* [Your task]
Only an exact repetition of the entries counts as an answer.

* [Data listing]
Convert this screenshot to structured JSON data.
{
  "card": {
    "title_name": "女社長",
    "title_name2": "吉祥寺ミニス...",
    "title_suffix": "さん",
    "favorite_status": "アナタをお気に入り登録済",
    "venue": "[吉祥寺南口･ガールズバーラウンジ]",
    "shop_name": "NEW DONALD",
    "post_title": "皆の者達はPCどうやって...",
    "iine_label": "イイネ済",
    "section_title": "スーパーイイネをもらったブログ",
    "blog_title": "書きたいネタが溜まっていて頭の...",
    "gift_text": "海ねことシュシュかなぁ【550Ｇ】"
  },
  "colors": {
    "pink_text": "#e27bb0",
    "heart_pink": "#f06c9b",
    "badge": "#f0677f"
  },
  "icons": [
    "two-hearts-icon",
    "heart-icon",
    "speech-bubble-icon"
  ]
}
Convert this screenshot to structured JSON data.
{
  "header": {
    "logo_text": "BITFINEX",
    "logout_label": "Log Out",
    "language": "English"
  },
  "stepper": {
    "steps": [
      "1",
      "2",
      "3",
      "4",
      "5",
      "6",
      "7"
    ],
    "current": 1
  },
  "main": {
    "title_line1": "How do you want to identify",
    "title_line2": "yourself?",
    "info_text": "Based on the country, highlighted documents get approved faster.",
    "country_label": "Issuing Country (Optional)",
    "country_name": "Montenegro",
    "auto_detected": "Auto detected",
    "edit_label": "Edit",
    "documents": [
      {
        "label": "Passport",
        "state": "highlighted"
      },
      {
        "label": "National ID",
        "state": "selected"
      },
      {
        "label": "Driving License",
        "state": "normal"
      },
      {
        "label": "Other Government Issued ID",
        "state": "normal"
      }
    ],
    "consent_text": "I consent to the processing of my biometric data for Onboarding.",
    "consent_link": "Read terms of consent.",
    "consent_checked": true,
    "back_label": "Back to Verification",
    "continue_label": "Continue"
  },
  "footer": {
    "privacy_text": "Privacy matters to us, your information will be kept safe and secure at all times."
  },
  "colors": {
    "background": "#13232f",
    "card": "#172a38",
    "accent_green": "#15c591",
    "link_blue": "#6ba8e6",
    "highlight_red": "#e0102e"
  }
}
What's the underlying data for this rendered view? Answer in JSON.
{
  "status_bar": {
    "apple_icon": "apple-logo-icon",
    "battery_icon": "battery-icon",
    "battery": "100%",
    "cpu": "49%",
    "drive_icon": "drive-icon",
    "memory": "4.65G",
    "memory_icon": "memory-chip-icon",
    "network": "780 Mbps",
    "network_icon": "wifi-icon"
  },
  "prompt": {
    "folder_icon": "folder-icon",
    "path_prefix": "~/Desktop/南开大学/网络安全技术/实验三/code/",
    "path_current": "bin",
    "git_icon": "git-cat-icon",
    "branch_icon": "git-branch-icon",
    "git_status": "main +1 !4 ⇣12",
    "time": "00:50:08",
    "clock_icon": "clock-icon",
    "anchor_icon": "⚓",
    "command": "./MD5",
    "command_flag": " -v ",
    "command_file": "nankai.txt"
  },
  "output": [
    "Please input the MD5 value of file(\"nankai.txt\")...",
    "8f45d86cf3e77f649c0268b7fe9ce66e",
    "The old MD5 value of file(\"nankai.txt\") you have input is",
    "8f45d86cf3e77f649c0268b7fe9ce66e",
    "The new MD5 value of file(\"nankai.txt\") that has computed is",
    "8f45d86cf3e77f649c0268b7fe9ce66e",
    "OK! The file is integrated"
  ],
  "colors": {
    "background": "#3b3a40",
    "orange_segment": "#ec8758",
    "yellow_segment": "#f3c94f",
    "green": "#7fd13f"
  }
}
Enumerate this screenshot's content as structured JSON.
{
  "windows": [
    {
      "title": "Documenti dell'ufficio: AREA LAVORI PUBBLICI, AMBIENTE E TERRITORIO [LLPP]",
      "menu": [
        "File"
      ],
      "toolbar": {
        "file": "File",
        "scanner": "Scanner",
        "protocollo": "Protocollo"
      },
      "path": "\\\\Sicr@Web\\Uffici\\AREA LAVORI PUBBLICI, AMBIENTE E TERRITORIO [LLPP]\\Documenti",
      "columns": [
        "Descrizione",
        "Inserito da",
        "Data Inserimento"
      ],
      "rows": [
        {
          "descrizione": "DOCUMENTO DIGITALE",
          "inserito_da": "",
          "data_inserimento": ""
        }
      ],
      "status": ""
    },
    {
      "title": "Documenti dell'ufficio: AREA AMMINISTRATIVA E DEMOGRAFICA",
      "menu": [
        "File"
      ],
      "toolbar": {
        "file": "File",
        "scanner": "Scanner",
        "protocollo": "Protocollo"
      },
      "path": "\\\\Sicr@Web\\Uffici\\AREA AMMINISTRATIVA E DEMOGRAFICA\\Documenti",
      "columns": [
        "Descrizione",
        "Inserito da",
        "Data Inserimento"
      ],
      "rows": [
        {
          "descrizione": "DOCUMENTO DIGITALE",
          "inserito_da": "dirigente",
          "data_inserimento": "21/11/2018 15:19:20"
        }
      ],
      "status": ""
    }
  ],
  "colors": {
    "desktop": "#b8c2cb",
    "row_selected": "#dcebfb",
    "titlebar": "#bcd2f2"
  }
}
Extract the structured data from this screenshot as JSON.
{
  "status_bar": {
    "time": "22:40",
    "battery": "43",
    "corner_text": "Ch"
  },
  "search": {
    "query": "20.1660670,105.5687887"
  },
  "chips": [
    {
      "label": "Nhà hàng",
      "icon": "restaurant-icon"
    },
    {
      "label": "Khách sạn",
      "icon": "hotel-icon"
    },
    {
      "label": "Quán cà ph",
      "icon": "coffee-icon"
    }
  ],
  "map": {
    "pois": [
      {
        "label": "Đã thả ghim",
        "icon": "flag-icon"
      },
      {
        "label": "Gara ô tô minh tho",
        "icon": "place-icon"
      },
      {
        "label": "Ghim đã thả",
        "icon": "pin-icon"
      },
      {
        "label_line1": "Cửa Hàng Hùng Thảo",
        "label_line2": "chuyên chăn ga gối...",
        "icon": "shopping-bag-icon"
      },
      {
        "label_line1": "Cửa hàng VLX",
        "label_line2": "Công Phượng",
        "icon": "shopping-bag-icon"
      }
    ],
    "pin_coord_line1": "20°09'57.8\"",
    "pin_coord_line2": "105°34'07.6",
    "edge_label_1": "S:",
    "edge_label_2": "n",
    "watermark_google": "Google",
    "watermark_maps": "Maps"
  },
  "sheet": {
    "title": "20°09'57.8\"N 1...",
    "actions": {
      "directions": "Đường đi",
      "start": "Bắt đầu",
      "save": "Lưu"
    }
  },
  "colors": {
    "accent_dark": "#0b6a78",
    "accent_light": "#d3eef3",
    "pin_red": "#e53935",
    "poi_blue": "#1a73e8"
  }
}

* [Output of the task]
Convert this screenshot to structured JSON data.
{
  "card": {
    "title_name": "女社長",
    "title_name2": "吉祥寺ミニス...",
    "title_suffix": "さん",
    "favorite_status": "アナタをお気に入り登録済",
    "venue": "[吉祥寺南口･ガールズバーラウンジ]",
    "shop_name": "NEW DONALD",
    "post_title": "皆の者達はPCどうやって...",
    "iine_label": "イイネ済",
    "section_title": "スーパーイイネをもらったブログ",
    "blog_title": "書きたいネタが溜まっていて頭の...",
    "gift_text": "海ねことシュシュかなぁ【550Ｇ】"
  },
  "colors": {
    "pink_text": "#e27bb0",
    "heart_pink": "#f06c9b",
    "badge": "#f0677f"
  },
  "icons": [
    "two-hearts-icon",
    "heart-icon",
    "speech-bubble-icon"
  ]
}
Convert this screenshot to structured JSON data.
{
  "header": {
    "logo_text": "BITFINEX",
    "logout_label": "Log Out",
    "language": "English"
  },
  "stepper": {
    "steps": [
      "1",
      "2",
      "3",
      "4",
      "5",
      "6",
      "7"
    ],
    "current": 1
  },
  "main": {
    "title_line1": "How do you want to identify",
    "title_line2": "yourself?",
    "info_text": "Based on the country, highlighted documents get approved faster.",
    "country_label": "Issuing Country (Optional)",
    "country_name": "Montenegro",
    "auto_detected": "Auto detected",
    "edit_label": "Edit",
    "documents": [
      {
        "label": "Passport",
        "state": "highlighted"
      },
      {
        "label": "National ID",
        "state": "selected"
      },
      {
        "label": "Driving License",
        "state": "normal"
      },
      {
        "label": "Other Government Issued ID",
        "state": "normal"
      }
    ],
    "consent_text": "I consent to the processing of my biometric data for Onboarding.",
    "consent_link": "Read terms of consent.",
    "consent_checked": true,
    "back_label": "Back to Verification",
    "continue_label": "Continue"
  },
  "footer": {
    "privacy_text": "Privacy matters to us, your information will be kept safe and secure at all times."
  },
  "colors": {
    "background": "#13232f",
    "card": "#172a38",
    "accent_green": "#15c591",
    "link_blue": "#6ba8e6",
    "highlight_red": "#e0102e"
  }
}
What's the underlying data for this rendered view? Answer in JSON.
{
  "status_bar": {
    "apple_icon": "apple-logo-icon",
    "battery_icon": "battery-icon",
    "battery": "100%",
    "cpu": "49%",
    "drive_icon": "drive-icon",
    "memory": "4.65G",
    "memory_icon": "memory-chip-icon",
    "network": "780 Mbps",
    "network_icon": "wifi-icon"
  },
  "prompt": {
    "folder_icon": "folder-icon",
    "path_prefix": "~/Desktop/南开大学/网络安全技术/实验三/code/",
    "path_current": "bin",
    "git_icon": "git-cat-icon",
    "branch_icon": "git-branch-icon",
    "git_status": "main +1 !4 ⇣12",
    "time": "00:50:08",
    "clock_icon": "clock-icon",
    "anchor_icon": "⚓",
    "command": "./MD5",
    "command_flag": " -v ",
    "command_file": "nankai.txt"
  },
  "output": [
    "Please input the MD5 value of file(\"nankai.txt\")...",
    "8f45d86cf3e77f649c0268b7fe9ce66e",
    "The old MD5 value of file(\"nankai.txt\") you have input is",
    "8f45d86cf3e77f649c0268b7fe9ce66e",
    "The new MD5 value of file(\"nankai.txt\") that has computed is",
    "8f45d86cf3e77f649c0268b7fe9ce66e",
    "OK! The file is integrated"
  ],
  "colors": {
    "background": "#3b3a40",
    "orange_segment": "#ec8758",
    "yellow_segment": "#f3c94f",
    "green": "#7fd13f"
  }
}
Enumerate this screenshot's content as structured JSON.
{
  "windows": [
    {
      "title": "Documenti dell'ufficio: AREA LAVORI PUBBLICI, AMBIENTE E TERRITORIO [LLPP]",
      "menu": [
        "File"
      ],
      "toolbar": {
        "file": "File",
        "scanner": "Scanner",
        "protocollo": "Protocollo"
      },
      "path": "\\\\Sicr@Web\\Uffici\\AREA LAVORI PUBBLICI, AMBIENTE E TERRITORIO [LLPP]\\Documenti",
      "columns": [
        "Descrizione",
        "Inserito da",
        "Data Inserimento"
      ],
      "rows": [
        {
          "descrizione": "DOCUMENTO DIGITALE",
          "inserito_da": "",
          "data_inserimento": ""
        }
      ],
      "status": ""
    },
    {
      "title": "Documenti dell'ufficio: AREA AMMINISTRATIVA E DEMOGRAFICA",
      "menu": [
        "File"
      ],
      "toolbar": {
        "file": "File",
        "scanner": "Scanner",
        "protocollo": "Protocollo"
      },
      "path": "\\\\Sicr@Web\\Uffici\\AREA AMMINISTRATIVA E DEMOGRAFICA\\Documenti",
      "columns": [
        "Descrizione",
        "Inserito da",
        "Data Inserimento"
      ],
      "rows": [
        {
          "descrizione": "DOCUMENTO DIGITALE",
          "inserito_da": "dirigente",
          "data_inserimento": "21/11/2018 15:19:20"
        }
      ],
      "status": ""
    }
  ],
  "colors": {
    "desktop": "#b8c2cb",
    "row_selected": "#dcebfb",
    "titlebar": "#bcd2f2"
  }
}
Extract the structured data from this screenshot as JSON.
{
  "status_bar": {
    "time": "22:40",
    "battery": "43",
    "corner_text": "Ch"
  },
  "search": {
    "query": "20.1660670,105.5687887"
  },
  "chips": [
    {
      "label": "Nhà hàng",
      "icon": "restaurant-icon"
    },
    {
      "label": "Khách sạn",
      "icon": "hotel-icon"
    },
    {
      "label": "Quán cà ph",
      "icon": "coffee-icon"
    }
  ],
  "map": {
    "pois": [
      {
        "label": "Đã thả ghim",
        "icon": "flag-icon"
      },
      {
        "label": "Gara ô tô minh tho",
        "icon": "place-icon"
      },
      {
        "label": "Ghim đã thả",
        "icon": "pin-icon"
      },
      {
        "label_line1": "Cửa Hàng Hùng Thảo",
        "label_line2": "chuyên chăn ga gối...",
        "icon": "shopping-bag-icon"
      },
      {
        "label_line1": "Cửa hàng VLX",
        "label_line2": "Công Phượng",
        "icon": "shopping-bag-icon"
      }
    ],
    "pin_coord_line1": "20°09'57.8\"",
    "pin_coord_line2": "105°34'07.6",
    "edge_label_1": "S:",
    "edge_label_2": "n",
    "watermark_google": "Google",
    "watermark_maps": "Maps"
  },
  "sheet": {
    "title": "20°09'57.8\"N 1...",
    "actions": {
      "directions": "Đường đi",
      "start": "Bắt đầu",
      "save": "Lưu"
    }
  },
  "colors": {
    "accent_dark": "#0b6a78",
    "accent_light": "#d3eef3",
    "pin_red": "#e53935",
    "poi_blue": "#1a73e8"
  }
}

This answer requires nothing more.